Work to complete:
Go through the material and copy each line that includes "database".

——

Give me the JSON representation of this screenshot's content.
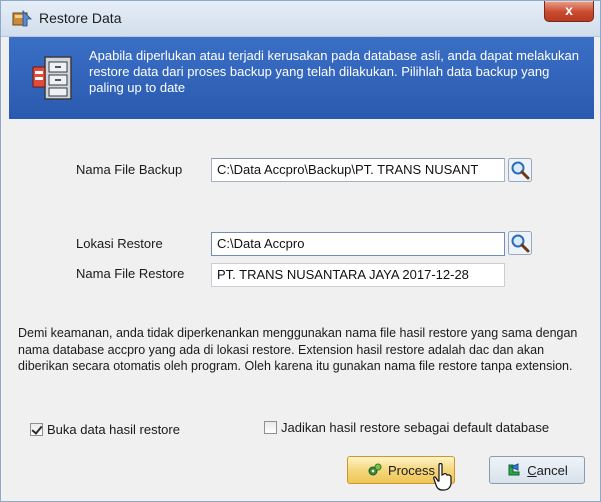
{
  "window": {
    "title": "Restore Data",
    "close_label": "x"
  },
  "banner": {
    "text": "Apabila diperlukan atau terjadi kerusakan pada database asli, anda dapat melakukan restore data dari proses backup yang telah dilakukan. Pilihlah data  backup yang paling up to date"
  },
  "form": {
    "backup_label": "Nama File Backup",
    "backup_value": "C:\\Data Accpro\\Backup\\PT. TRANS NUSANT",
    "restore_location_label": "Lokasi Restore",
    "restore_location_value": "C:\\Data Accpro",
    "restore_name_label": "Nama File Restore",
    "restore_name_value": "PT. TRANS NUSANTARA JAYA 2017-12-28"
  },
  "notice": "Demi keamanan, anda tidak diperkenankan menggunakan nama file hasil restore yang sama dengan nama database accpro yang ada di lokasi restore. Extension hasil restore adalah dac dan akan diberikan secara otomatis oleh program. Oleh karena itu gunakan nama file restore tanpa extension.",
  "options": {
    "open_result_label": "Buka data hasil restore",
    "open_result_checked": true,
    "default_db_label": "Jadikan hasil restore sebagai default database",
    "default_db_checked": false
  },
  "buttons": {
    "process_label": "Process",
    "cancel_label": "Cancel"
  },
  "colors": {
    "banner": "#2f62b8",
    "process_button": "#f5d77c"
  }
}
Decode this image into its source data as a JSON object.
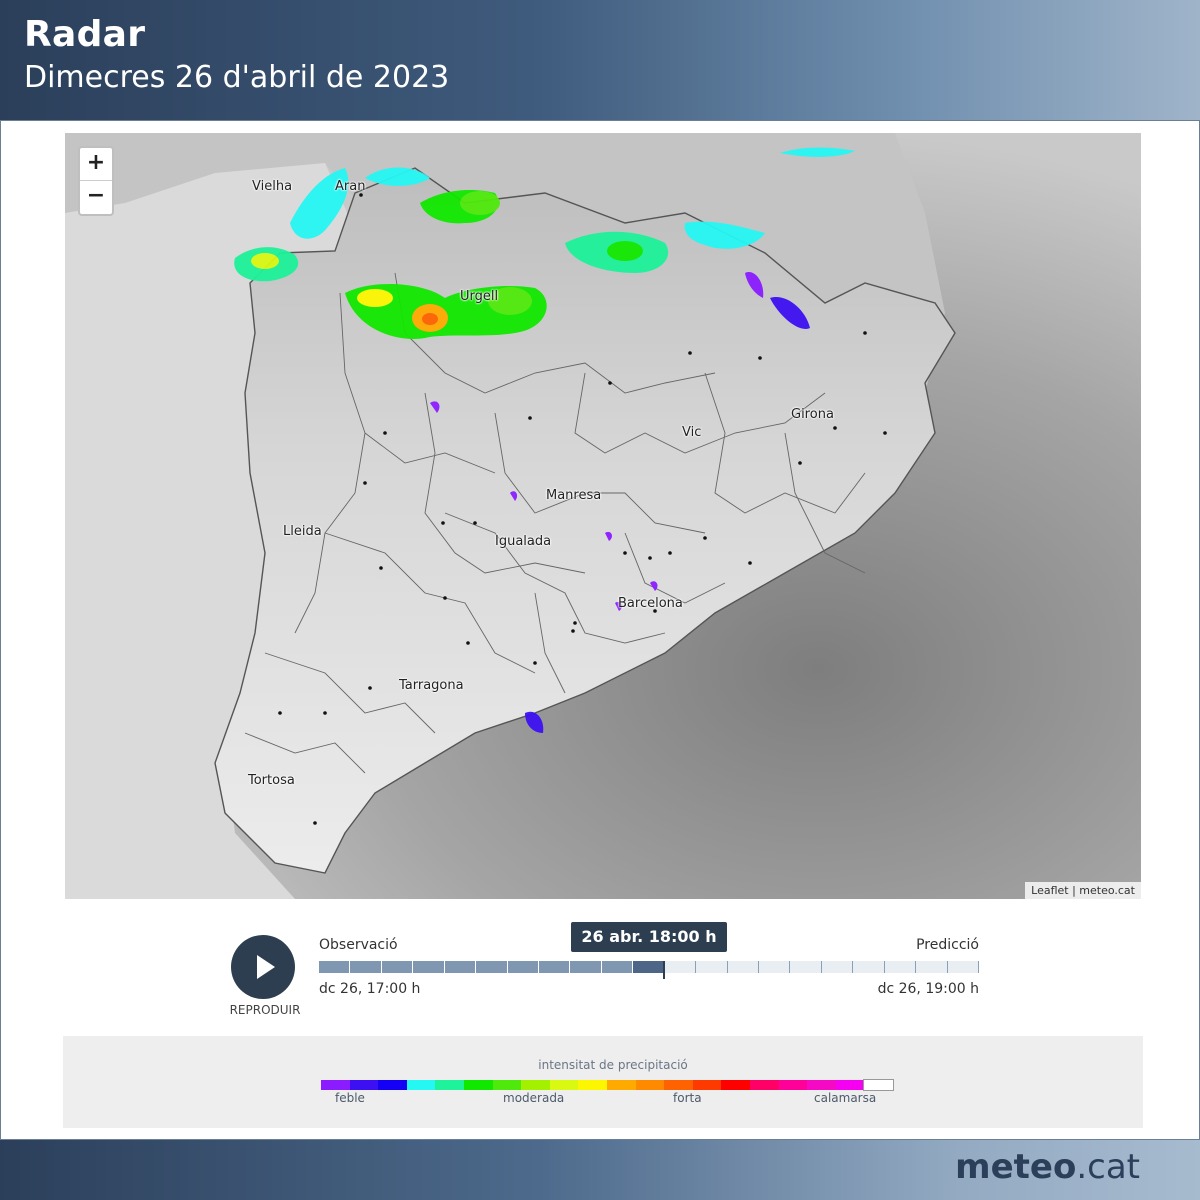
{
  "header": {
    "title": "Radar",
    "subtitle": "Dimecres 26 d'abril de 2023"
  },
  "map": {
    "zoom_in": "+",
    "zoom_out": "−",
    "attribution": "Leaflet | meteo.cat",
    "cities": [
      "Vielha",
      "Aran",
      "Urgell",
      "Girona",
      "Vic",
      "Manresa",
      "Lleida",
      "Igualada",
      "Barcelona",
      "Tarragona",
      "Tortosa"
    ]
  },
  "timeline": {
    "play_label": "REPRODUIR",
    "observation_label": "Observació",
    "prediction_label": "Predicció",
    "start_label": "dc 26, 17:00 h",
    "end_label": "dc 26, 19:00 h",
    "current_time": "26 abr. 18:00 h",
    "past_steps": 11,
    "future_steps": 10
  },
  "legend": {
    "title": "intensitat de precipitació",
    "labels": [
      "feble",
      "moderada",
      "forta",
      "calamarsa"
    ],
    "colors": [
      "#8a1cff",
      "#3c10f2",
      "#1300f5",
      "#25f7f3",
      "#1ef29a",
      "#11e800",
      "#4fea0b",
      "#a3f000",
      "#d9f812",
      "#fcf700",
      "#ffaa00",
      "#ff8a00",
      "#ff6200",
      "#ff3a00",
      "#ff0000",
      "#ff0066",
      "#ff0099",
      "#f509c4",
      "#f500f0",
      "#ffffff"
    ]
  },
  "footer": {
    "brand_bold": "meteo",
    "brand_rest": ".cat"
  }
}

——

Answer for this exercise:
    "text": "Apabila diperlukan atau terjadi kerusakan pada database asli, anda dapat melakukan restore data dari proses backup yang telah dilakukan. Pilihlah data  backup yang paling up to date"
  "notice": "Demi keamanan, anda tidak diperkenankan menggunakan nama file hasil restore yang sama dengan nama database accpro yang ada di lokasi restore. Extension hasil restore adalah dac dan akan diberikan secara otomatis oleh program. Oleh karena itu gunakan nama file restore tanpa extension.",
    "default_db_label": "Jadikan hasil restore sebagai default database",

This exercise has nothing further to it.